>>>
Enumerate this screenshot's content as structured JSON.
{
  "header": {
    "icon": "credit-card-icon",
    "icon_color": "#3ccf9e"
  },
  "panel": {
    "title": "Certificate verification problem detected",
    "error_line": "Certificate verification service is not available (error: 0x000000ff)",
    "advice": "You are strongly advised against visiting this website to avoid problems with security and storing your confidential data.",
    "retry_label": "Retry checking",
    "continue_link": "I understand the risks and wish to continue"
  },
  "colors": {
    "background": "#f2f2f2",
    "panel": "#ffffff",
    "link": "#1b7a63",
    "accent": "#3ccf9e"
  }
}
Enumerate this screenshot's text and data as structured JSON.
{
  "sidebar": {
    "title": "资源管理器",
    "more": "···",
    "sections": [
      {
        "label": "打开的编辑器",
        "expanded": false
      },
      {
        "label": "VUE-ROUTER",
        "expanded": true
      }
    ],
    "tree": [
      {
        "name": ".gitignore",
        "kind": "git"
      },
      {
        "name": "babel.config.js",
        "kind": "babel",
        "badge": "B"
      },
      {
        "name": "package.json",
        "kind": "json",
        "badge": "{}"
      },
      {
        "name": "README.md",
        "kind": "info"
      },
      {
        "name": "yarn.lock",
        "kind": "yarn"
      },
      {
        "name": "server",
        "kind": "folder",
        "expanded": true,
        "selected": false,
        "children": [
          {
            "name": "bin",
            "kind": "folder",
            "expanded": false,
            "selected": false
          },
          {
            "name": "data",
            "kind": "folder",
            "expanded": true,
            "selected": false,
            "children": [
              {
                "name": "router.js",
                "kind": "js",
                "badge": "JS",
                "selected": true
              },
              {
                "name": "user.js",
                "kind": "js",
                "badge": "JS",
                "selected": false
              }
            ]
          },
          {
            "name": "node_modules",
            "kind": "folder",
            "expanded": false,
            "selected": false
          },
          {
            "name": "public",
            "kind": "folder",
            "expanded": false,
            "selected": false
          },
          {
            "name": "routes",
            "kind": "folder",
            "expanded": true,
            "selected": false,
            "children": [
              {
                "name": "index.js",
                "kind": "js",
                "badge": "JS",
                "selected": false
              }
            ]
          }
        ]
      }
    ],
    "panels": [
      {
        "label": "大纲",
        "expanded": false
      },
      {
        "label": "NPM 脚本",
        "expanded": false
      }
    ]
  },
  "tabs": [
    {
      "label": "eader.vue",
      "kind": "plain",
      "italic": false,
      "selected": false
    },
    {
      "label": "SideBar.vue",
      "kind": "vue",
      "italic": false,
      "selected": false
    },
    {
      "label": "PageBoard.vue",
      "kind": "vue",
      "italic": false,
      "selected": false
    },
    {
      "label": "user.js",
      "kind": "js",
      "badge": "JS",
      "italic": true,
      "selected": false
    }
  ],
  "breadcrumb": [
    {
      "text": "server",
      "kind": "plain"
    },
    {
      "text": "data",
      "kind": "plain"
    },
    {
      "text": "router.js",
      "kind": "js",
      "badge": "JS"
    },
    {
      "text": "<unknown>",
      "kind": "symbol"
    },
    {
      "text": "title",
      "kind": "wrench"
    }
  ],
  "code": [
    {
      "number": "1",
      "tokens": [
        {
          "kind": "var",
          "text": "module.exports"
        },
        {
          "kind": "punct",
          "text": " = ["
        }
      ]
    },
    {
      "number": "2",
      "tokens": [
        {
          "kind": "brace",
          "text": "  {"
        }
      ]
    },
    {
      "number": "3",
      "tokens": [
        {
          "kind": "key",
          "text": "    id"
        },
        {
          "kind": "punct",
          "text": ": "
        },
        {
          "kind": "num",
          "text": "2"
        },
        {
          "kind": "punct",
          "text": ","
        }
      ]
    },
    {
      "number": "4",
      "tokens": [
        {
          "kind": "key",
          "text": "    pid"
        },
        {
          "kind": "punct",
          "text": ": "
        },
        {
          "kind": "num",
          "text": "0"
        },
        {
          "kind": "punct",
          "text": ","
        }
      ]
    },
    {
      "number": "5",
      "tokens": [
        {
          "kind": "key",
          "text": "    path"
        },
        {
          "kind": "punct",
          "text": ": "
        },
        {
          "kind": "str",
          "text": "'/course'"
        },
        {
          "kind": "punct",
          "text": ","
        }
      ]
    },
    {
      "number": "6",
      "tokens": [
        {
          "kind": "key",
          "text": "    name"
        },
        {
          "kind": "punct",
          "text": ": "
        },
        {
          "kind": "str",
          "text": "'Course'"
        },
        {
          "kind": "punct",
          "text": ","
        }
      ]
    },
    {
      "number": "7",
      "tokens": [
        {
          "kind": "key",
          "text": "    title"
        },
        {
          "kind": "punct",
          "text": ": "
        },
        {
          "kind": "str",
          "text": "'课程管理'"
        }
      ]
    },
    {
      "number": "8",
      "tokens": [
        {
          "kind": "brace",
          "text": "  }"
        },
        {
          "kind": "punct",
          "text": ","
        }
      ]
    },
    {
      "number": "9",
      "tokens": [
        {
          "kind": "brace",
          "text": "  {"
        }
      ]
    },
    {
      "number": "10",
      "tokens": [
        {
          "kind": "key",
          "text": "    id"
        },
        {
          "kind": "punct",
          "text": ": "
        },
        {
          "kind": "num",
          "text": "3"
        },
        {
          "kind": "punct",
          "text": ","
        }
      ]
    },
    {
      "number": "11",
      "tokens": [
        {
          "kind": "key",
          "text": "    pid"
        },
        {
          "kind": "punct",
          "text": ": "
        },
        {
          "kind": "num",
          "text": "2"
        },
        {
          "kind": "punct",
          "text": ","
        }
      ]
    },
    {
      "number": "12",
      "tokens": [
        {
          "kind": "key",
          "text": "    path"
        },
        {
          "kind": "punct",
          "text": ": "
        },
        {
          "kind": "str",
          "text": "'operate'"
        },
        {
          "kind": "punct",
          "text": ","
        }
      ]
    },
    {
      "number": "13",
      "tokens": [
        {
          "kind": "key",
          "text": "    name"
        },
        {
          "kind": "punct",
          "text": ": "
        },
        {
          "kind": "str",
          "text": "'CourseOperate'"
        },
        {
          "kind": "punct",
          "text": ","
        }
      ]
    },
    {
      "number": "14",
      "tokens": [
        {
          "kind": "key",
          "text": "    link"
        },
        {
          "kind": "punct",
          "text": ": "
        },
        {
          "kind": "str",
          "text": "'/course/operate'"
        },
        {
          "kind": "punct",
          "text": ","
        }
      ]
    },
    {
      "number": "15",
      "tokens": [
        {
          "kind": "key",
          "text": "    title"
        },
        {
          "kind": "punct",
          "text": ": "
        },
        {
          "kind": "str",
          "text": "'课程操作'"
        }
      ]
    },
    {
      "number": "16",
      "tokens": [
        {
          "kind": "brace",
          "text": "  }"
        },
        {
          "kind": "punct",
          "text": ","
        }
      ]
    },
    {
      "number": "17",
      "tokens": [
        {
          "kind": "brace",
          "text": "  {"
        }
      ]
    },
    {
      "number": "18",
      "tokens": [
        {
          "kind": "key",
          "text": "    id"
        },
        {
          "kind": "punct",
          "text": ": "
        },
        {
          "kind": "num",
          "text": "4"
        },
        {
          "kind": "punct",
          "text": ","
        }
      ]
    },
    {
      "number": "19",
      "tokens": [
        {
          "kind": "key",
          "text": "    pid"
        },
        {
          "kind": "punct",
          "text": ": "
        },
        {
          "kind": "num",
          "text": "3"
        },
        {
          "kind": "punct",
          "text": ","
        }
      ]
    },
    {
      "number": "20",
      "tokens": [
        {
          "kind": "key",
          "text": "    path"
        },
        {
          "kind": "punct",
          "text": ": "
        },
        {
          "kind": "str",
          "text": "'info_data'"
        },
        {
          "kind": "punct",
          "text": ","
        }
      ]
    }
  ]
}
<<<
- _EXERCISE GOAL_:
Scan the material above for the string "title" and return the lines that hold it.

- _RESPONSE BOX_:
    "title": "Certificate verification problem detected",
    "title": "资源管理器",
      "text": "title",
          "text": "    title"
          "text": "    title"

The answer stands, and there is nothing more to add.